One reason is thousands of years of human evolution. Our survival and rise to the top of the food chain happened because of our ability to detect and avoid danger. As a result, our brain has evolved to be super-sensitive to negativity; many will remember and relive a negative experience much longer and more intently than a positive experience.
Professor Roy Baumeister, co-author of Bad is Stronger Than Good, reported that in situations where people could lose or win the same amount of money they were much more upset losing $50 than winning $50, and that bad events wear off much more slowly than good ones.
This micro skill introduces a way to better manage positive and negative comments in relationships that we value at home and at work.
To tame negativity it’s helpful to understand that many of us, without knowing it, put much more weight on a negative experience than a positive one, which is why some relationships struggle, or even end. Ultimately, to have a healthy relationship the ratio of positive to negative comments can’t be 50:50. Researchers suggest it needs to be at a minimum of five positive comments to one negative comment.
Understanding that average day-to-day positive experiences don’t have the same potency as a negative experience can help change our focus and behaviour. By being aware of the frequency and benefits of positive experiences we can position ourselves to take more control of our actions rather than just reacting and allowing negative emotions to rule and define a relationship.
Knowing how our brains have evolved allows us to pay attention to how much positivity we receive and give. A positive and healthy relationship is defined by how both parties keep score of the positives and negatives. This can influence how much positive we engage in and help recognize how much positive we have.
Mike Bechtle’s research found that it takes three to four seconds for a negative event (for example, bad news) to go into our long-term memory, and up to 12 seconds for a positive event – provided we don’t get distracted.
The lesson here is to slow down and enjoy positive events for a moment and allow them time to be processed before moving on. This can help build up an inventory of all the positive events we experience.
Taming negativity requires intent, which can train the brain to focus more on positives and give less weight to negatives. Every relationship has both good and bad interactions. It’s how we process them that ultimately defines the health of a relationship.
Objective review of interactions – Knowledge loses its opportunity to be useful when we don’t apply it. If you’re struggling with a relationship you value and want to improve it, pay more attention to the positives. Any negative interaction with another, when we’re not aware, can burn hot and influence our perceptions with respect to how they are being good or bad.
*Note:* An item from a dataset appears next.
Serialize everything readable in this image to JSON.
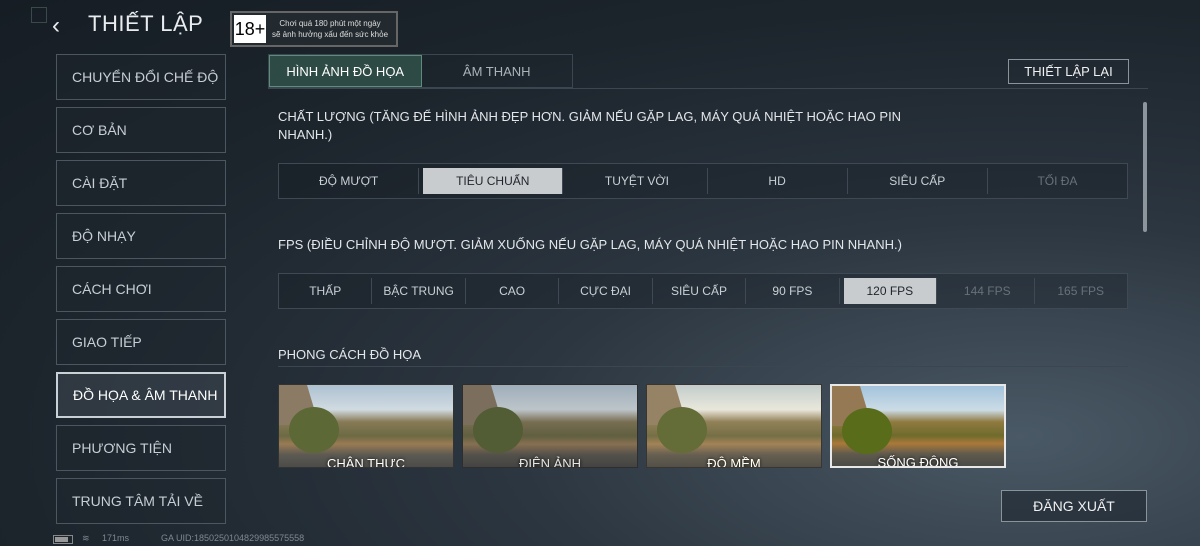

Stepping back and taking a moment to write out all the positive things you experience each day – no matter how small – can help balance the scales. Focusing and writing out all the positives can be mentally challenging. Happy relationships are often the byproduct of many small, positive experiences. Relationships take work. Being objective and focusing not only on what’s not working but what is working can help provide motivation to work through challenges.
Be deliberate with strained relationships – Understanding the brain’s bias to focus on negativity can provide the knowledge required to strengthen a relationship you’re concerned about.
For 30 days, consider following a one-minute activity. Set up a master journal online or on paper with two columns: positive and negative. At the end of each day, list the positive and negative things you did or said in the appropriate columns. Look at the ratio of items and keep in mind that at a minimum you want to get it to five-to-one positive. This exercise takes some practice and patience, but it provides a focused way to influence your day-to-day positive and negative decisions and interactions. Realize that you can’t control what another person does; you can only control what you do.
Bill Howatt is the chief research and development officer of work force productivity with Morneau Shepell in Toronto.
This article was originally published on the Globe and Mail website and is reprinted here with permission. You can find all the stories in this series at: tgam.ca/workplaceaward.